SEE THIS MOVIE IF: you want to see an accurate and insightful personal look at a once powerful world leader who is stuggling with Dementia/Alzheimers and her place in history OR you want to see yet another stunning performance from the great Meryl Streep

SKIP THIS MOVIE IF: you are looking for a documentary style historical biography on Margaret Thatcher

watch the trailer:


SHAME

December 11, 2011

 Greetings again from the darkness. Can a film be a beautifully crafted work of art AND also a movie that very few will enjoy, or even have an interest in seeing? Clearly, I am in the minority here as critics are raving about the insight and genius of writer/director Steve McQueen (Hunger). McQueen is an art school graduate and has a terrific eye for color, tone, texture and visual acumen. Those talents (and plenty more) are all on display in Shame.

For me, there are two separate aspects to discuss: the look of the film, and the effectiveness of the story. The first deserves recognition and kudos, while the second has resulted in a total lack of interest and ambivalence. Evidently the goal was to detail and humanize the diagnosis of sex addiction, detailing the lack of emotional connection that follows this most personal of activities. The film is rate NC-17 for good reason. Not only are the two stars uninhibited, but much of the supporting cast joins in … too many to count.

I will not itemize the number of ways in which Brandon (Michael Fassbender) tends to his addiction. On the surface, he is a normal looking guy with a normal job in a generic Manhattan office building. We quickly learn that he is always alone and in angst … regardless if he is in a group at hour hour, hooking up with one of his endless stream of partners, or handling his own business. This guy is unable to find joy in anything that life offers.

His isolated world is one day invaded by his sister Sissy (Carey Mulligan). We learn that their up-bringing has much to do with his always dour mood, and her desperate need for attention and care. They are both a mess … just in different ways. She has a line via voice mail that says “We aren’t bad people. We’re just from a bad place.”. That is meant to explain the rotting foundation without exposing us to another story of poor parenting skills. 

 The clearest indication that Brandon’s emotional issues are well beyond frayed, occurs when he actually starts to see a glimmer of relationship hope with a co-worker (Nicole Beharie), only to have that end in performance failure. He quickly fixes the problem by resorting to what he does best … with no meaning attached.  The best sequence in the film occurs while Brandon eye flirts with a subway passenger, whom he loses in the crowd after the ride. She re-emerges late in the film clearly open to his attention.

Carey Mulligan is building a strong film career and her performance here is wonderful. Michael Fassbender has had a remarkable year with the latest X-Men, Jane Eyre, A Dangerous Method, and Haywire.
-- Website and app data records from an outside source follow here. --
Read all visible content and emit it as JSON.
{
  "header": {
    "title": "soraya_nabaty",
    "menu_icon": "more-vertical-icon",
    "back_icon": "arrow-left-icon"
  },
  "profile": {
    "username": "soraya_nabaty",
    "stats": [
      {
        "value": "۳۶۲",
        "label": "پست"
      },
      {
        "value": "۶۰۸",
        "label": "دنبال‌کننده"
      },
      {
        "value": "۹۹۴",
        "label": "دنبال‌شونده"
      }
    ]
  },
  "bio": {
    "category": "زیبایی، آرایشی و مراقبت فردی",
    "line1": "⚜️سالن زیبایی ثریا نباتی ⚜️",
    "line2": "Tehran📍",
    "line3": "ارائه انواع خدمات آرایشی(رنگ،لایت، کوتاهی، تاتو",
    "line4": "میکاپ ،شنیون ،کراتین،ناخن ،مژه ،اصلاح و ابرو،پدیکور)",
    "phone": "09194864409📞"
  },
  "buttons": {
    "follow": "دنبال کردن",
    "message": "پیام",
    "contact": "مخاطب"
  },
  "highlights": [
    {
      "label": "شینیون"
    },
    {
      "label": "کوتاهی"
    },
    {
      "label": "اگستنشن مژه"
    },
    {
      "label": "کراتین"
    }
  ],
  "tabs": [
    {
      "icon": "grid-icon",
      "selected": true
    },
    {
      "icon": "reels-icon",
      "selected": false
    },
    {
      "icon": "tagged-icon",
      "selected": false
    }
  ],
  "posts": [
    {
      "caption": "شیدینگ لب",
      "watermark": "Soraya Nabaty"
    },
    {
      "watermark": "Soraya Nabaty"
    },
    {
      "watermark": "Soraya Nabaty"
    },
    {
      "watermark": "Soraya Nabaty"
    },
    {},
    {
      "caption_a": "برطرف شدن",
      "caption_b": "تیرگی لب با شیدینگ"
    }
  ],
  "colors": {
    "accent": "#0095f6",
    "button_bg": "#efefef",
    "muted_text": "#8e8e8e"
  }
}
That is a dream year for an actor. The film is beautiful to look at and has stunning performances. All that for a movie that is not really very interesting and certainly lacks substantive entertainment value for the normal movie-goer.
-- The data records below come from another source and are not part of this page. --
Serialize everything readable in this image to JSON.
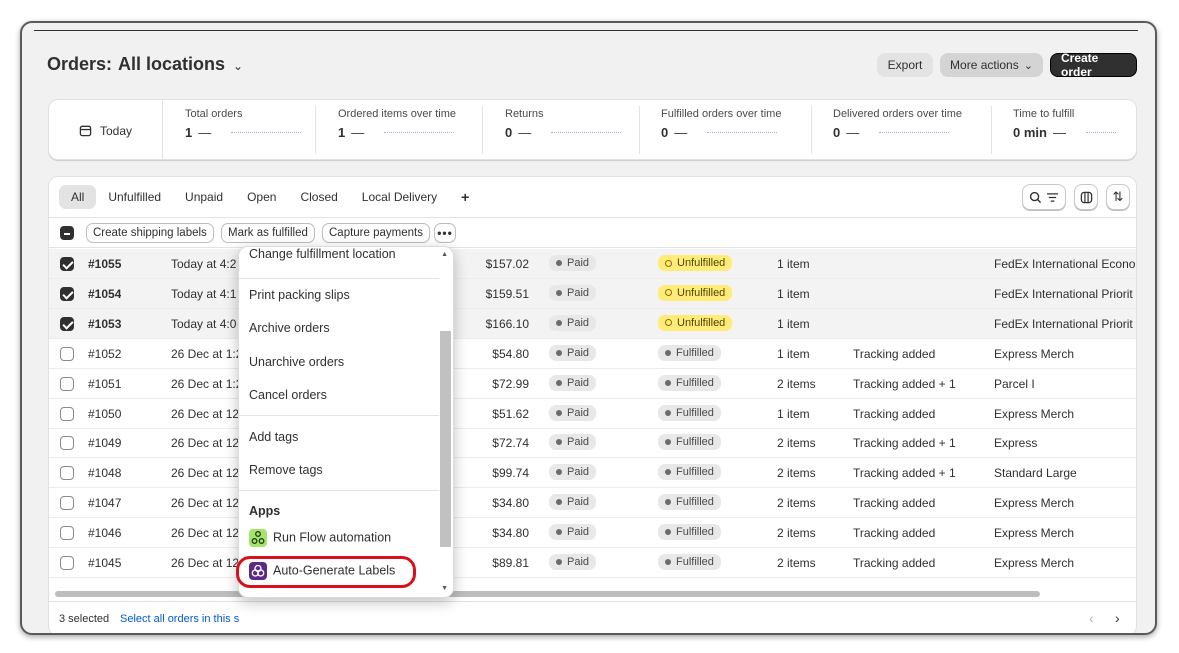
{
  "header": {
    "title": "Orders:",
    "location": "All locations",
    "export": "Export",
    "more_actions": "More actions",
    "create_order": "Create order"
  },
  "metrics": {
    "date": "Today",
    "items": [
      {
        "label": "Total orders",
        "value": "1",
        "dash": "—"
      },
      {
        "label": "Ordered items over time",
        "value": "1",
        "dash": "—"
      },
      {
        "label": "Returns",
        "value": "0",
        "dash": "—"
      },
      {
        "label": "Fulfilled orders over time",
        "value": "0",
        "dash": "—"
      },
      {
        "label": "Delivered orders over time",
        "value": "0",
        "dash": "—"
      },
      {
        "label": "Time to fulfill",
        "value": "0 min",
        "dash": "—"
      }
    ]
  },
  "tabs": [
    "All",
    "Unfulfilled",
    "Unpaid",
    "Open",
    "Closed",
    "Local Delivery",
    "+"
  ],
  "bulk": {
    "create_labels": "Create shipping labels",
    "mark_fulfilled": "Mark as fulfilled",
    "capture": "Capture payments",
    "more": "•••"
  },
  "rows": [
    {
      "id": "#1055",
      "date": "Today at 4:2",
      "total": "$157.02",
      "payment": "Paid",
      "fulfillment": "Unfulfilled",
      "items": "1 item",
      "delivery": "",
      "method": "FedEx International Econo"
    },
    {
      "id": "#1054",
      "date": "Today at 4:1",
      "total": "$159.51",
      "payment": "Paid",
      "fulfillment": "Unfulfilled",
      "items": "1 item",
      "delivery": "",
      "method": "FedEx International Priorit"
    },
    {
      "id": "#1053",
      "date": "Today at 4:0",
      "total": "$166.10",
      "payment": "Paid",
      "fulfillment": "Unfulfilled",
      "items": "1 item",
      "delivery": "",
      "method": "FedEx International Priorit"
    },
    {
      "id": "#1052",
      "date": "26 Dec at 1:2",
      "total": "$54.80",
      "payment": "Paid",
      "fulfillment": "Fulfilled",
      "items": "1 item",
      "delivery": "Tracking added",
      "method": "Express Merch"
    },
    {
      "id": "#1051",
      "date": "26 Dec at 1:2",
      "total": "$72.99",
      "payment": "Paid",
      "fulfillment": "Fulfilled",
      "items": "2 items",
      "delivery": "Tracking added + 1",
      "method": "Parcel I"
    },
    {
      "id": "#1050",
      "date": "26 Dec at 12",
      "total": "$51.62",
      "payment": "Paid",
      "fulfillment": "Fulfilled",
      "items": "1 item",
      "delivery": "Tracking added",
      "method": "Express Merch"
    },
    {
      "id": "#1049",
      "date": "26 Dec at 12",
      "total": "$72.74",
      "payment": "Paid",
      "fulfillment": "Fulfilled",
      "items": "2 items",
      "delivery": "Tracking added + 1",
      "method": "Express"
    },
    {
      "id": "#1048",
      "date": "26 Dec at 12",
      "total": "$99.74",
      "payment": "Paid",
      "fulfillment": "Fulfilled",
      "items": "2 items",
      "delivery": "Tracking added + 1",
      "method": "Standard Large"
    },
    {
      "id": "#1047",
      "date": "26 Dec at 12",
      "total": "$34.80",
      "payment": "Paid",
      "fulfillment": "Fulfilled",
      "items": "2 items",
      "delivery": "Tracking added",
      "method": "Express Merch"
    },
    {
      "id": "#1046",
      "date": "26 Dec at 12",
      "total": "$34.80",
      "payment": "Paid",
      "fulfillment": "Fulfilled",
      "items": "2 items",
      "delivery": "Tracking added",
      "method": "Express Merch"
    },
    {
      "id": "#1045",
      "date": "26 Dec at 12",
      "total": "$89.81",
      "payment": "Paid",
      "fulfillment": "Fulfilled",
      "items": "2 items",
      "delivery": "Tracking added",
      "method": "Express Merch"
    }
  ],
  "selected_ids": [
    "#1055",
    "#1054",
    "#1053"
  ],
  "footer": {
    "count": "3 selected",
    "select_all": "Select all orders in this s"
  },
  "menu": {
    "change_location": "Change fulfillment location",
    "print_slips": "Print packing slips",
    "archive": "Archive orders",
    "unarchive": "Unarchive orders",
    "cancel": "Cancel orders",
    "add_tags": "Add tags",
    "remove_tags": "Remove tags",
    "apps_heading": "Apps",
    "run_flow": "Run Flow automation",
    "auto_labels": "Auto-Generate Labels"
  },
  "colors": {
    "primary_dark": "#303030",
    "unfulfilled_badge": "#ffeb78",
    "link": "#005bd3",
    "highlight": "#d9101a"
  }
}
SEE THIS MOVIE IF: you can ignore the beat down of the story and focus on the artistic film qualities OR you just like to see movie stars naked.
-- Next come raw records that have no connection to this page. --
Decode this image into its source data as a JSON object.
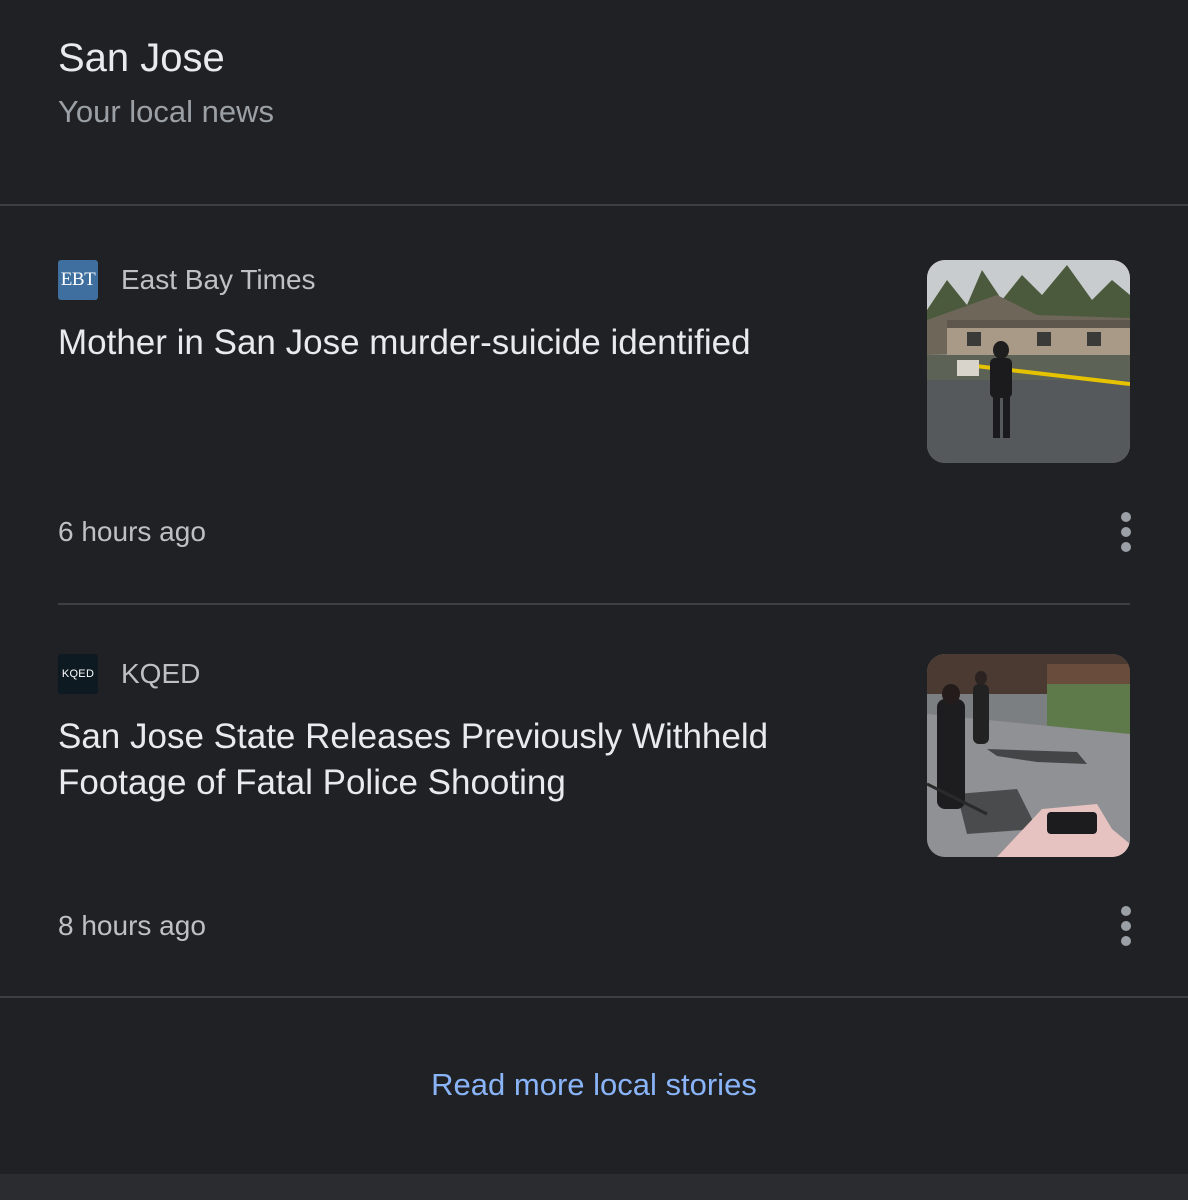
{
  "header": {
    "title": "San Jose",
    "subtitle": "Your local news"
  },
  "articles": [
    {
      "source_logo_text": "EBT",
      "source": "East Bay Times",
      "headline": "Mother in San Jose murder-suicide identified",
      "time": "6 hours ago",
      "thumbnail": "police-tape-apartment-scene"
    },
    {
      "source_logo_text": "KQED",
      "source": "KQED",
      "headline": "San Jose State Releases Previously Withheld Footage of Fatal Police Shooting",
      "time": "8 hours ago",
      "thumbnail": "bodycam-footage-still"
    }
  ],
  "footer": {
    "read_more": "Read more local stories"
  },
  "colors": {
    "background": "#202124",
    "text_primary": "#e8eaed",
    "text_secondary": "#bdc1c6",
    "link": "#8ab4f8"
  }
}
SKIP THIS MOVIE IF: watching characters in the midst of life-long emotional abyss is less than appealing to you, not matter the high level of art direction

watch the trailer: